Emotions were high as the Jefferson drama department (TJ Drama) held auditions for its winter play, “A Taste of Honey.” Starting on Nov. 18, director Zachary Roberts met with 12 different actors to cast the show, with “sides” being read on Nov. 18 and 20, and callbacks on Nov. 21.
“A Taste of Honey,” written by Shelagh Delaney in 1958, follows 17-year-old Jo, who is abandoned by her mother Helen after she begins a romantic relationship with Peter. Jo falls in love with a black sailor named Jimmie and later becomes pregnant, and ends up finding lodging with her friend Geoffrey.
“I think that even though the play’s small cast size is limiting for our department, it’s an interesting show and I believe that it will help those who are in it and working on it grow as performers and theater technicians,” senior Jordan Goodson said.
Rather than having students perform monologues for their auditions as usual, Roberts decided to give the actors “sides,” or short scenes for whichever character they wanted to try out for. Students memorized and performed the sides on Nov. 18 and 20 after school, with a reader, or someone who is not auditioning for a part, reading for the other character in whichever side the actor performed.
“I chose to have the actors read sides rather than monologues for this audition for variety and accuracy,” Roberts said. “Actors will have to audition with both monologues and sides in real life, and actors will almost always read sides rather than monologues when auditioning for a part or specific plays.”
Callbacks were held on Nov. 21, and actors called back for certain roles read scenes with other actors called back for other roles, in order for the director to decide which configuration of people and dynamic worked best for the play.

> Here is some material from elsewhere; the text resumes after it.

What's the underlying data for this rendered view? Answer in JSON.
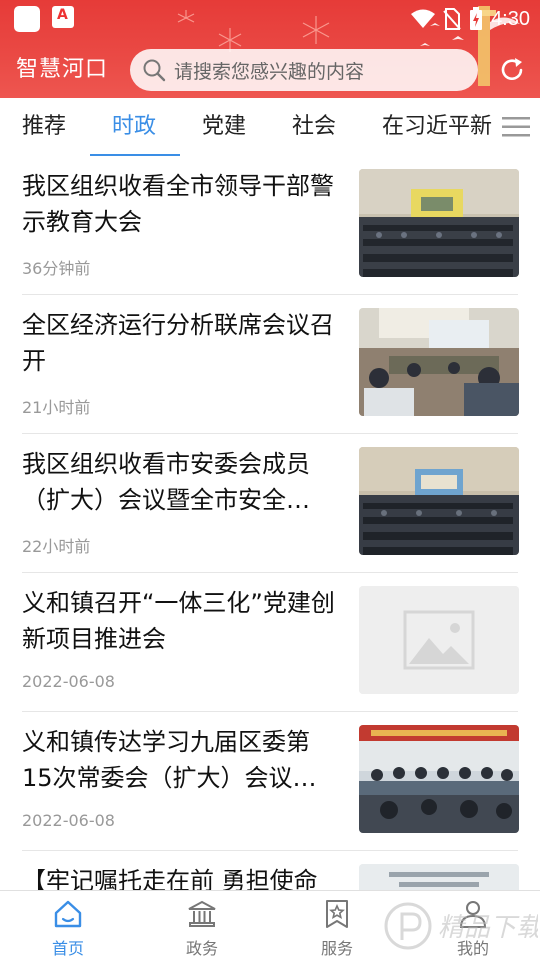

The play will be used as the drama department’s Cappies show this year, with student critics from other schools attending the show to write reviews and vote on nominations and awards for the Cappies Gala in June. Unlike with other TJ Drama shows, the audience will be seated on stage and will only be a few feet from the actors to create a more intimate experience.
“I was inspired by the visual of the black brick behind the curtain, and thought it looked really cool, and I think that this play is appropriate for the actors and has roles that students can understand and approach as real actors,” Roberts said. “I love this piece, and I think it’s heartbreaking and timeless.”